Given the key role of alpha-synuclein in the development and progression of Parkinson’s disease, many efforts have been made to find ways to effectively prevent its toxicity, such as using antibodies targeting the toxic forms of alpha-synuclein.
However, delivering antibodies to the brain is not an easy task. This is because the central nervous system (CNS) — comprised by the brain and spinal cord — is protected from the circulatory blood system by the very selective blood-brain barrier.
Current delivery of antibodies to the brain requires frequent injections and large amounts of antibodies. This new approach is expected to result in higher therapeutic antibody levels in the brain.
“Our scientific platform allows us to develop unique AAV gene therapies that are designed to knock down disease-causing gene expression, increase the expression of missing proteins, or enable the expression of therapeutic antibodies through vectorization,” said Andre Turenne, president and CEO of Voyager Therapeutics.

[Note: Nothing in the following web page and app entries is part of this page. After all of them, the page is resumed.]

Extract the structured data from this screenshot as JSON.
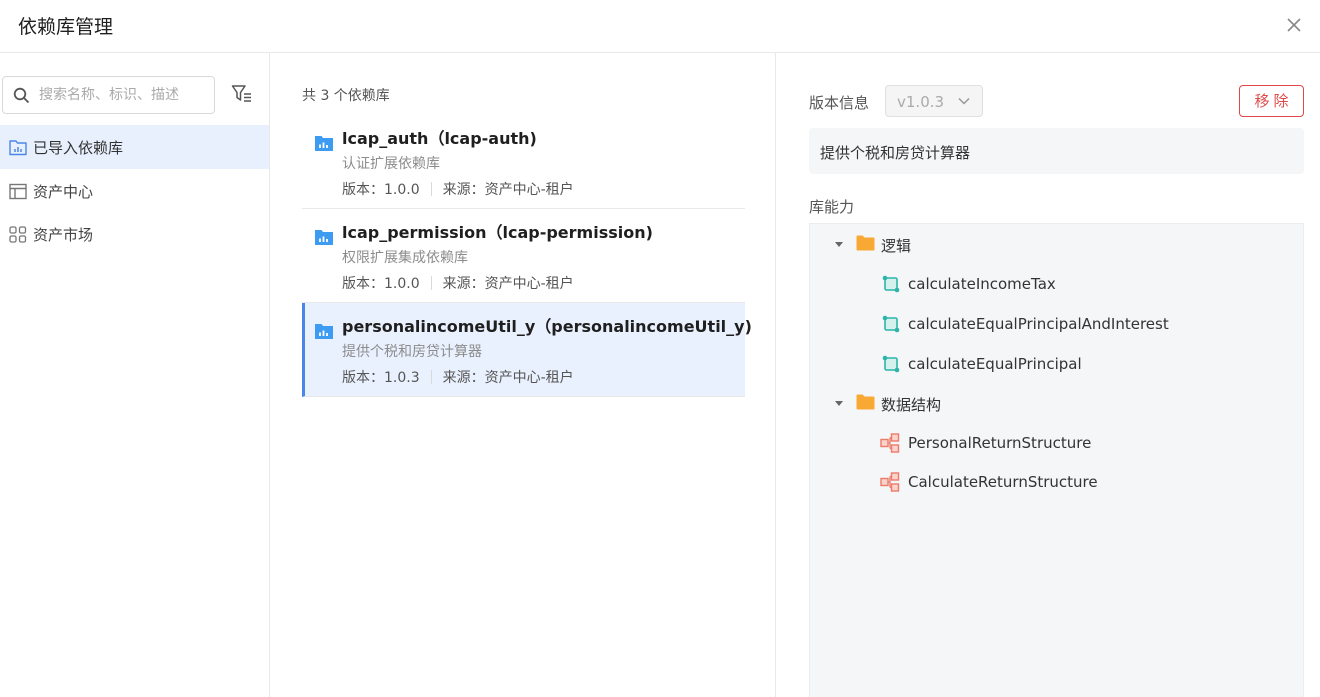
{
  "dialog": {
    "title": "依赖库管理"
  },
  "sidebar": {
    "search_placeholder": "搜索名称、标识、描述",
    "items": [
      {
        "label": "已导入依赖库",
        "active": true,
        "icon": "chart-folder-icon"
      },
      {
        "label": "资产中心",
        "active": false,
        "icon": "layout-icon"
      },
      {
        "label": "资产市场",
        "active": false,
        "icon": "grid-icon"
      }
    ]
  },
  "library_list": {
    "count_text": "共 3 个依赖库",
    "items": [
      {
        "name": "lcap_auth（lcap-auth)",
        "description": "认证扩展依赖库",
        "version": "版本：1.0.0",
        "source": "来源：资产中心-租户",
        "selected": false
      },
      {
        "name": "lcap_permission（lcap-permission)",
        "description": "权限扩展集成依赖库",
        "version": "版本：1.0.0",
        "source": "来源：资产中心-租户",
        "selected": false
      },
      {
        "name": "personalincomeUtil_y（personalincomeUtil_y)",
        "description": "提供个税和房贷计算器",
        "version": "版本：1.0.3",
        "source": "来源：资产中心-租户",
        "selected": true
      }
    ]
  },
  "detail": {
    "version_label": "版本信息",
    "version_value": "v1.0.3",
    "remove_label": "移除",
    "description": "提供个税和房贷计算器",
    "capability_label": "库能力",
    "tree": {
      "logic": {
        "label": "逻辑",
        "children": [
          "calculateIncomeTax",
          "calculateEqualPrincipalAndInterest",
          "calculateEqualPrincipal"
        ]
      },
      "structures": {
        "label": "数据结构",
        "children": [
          "PersonalReturnStructure",
          "CalculateReturnStructure"
        ]
      }
    }
  },
  "colors": {
    "accent": "#4a86e8",
    "danger": "#e04848",
    "folder": "#f7a934",
    "logic_icon": "#2bb5a9",
    "structure_icon": "#ec7b6a"
  }
}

“We are excited to expand our efforts towards pathological species of alpha-synuclein given its role in the progression of disease, and AbbVie is the ideal partner to advance this new target and therapeutic modality,” Turenne added.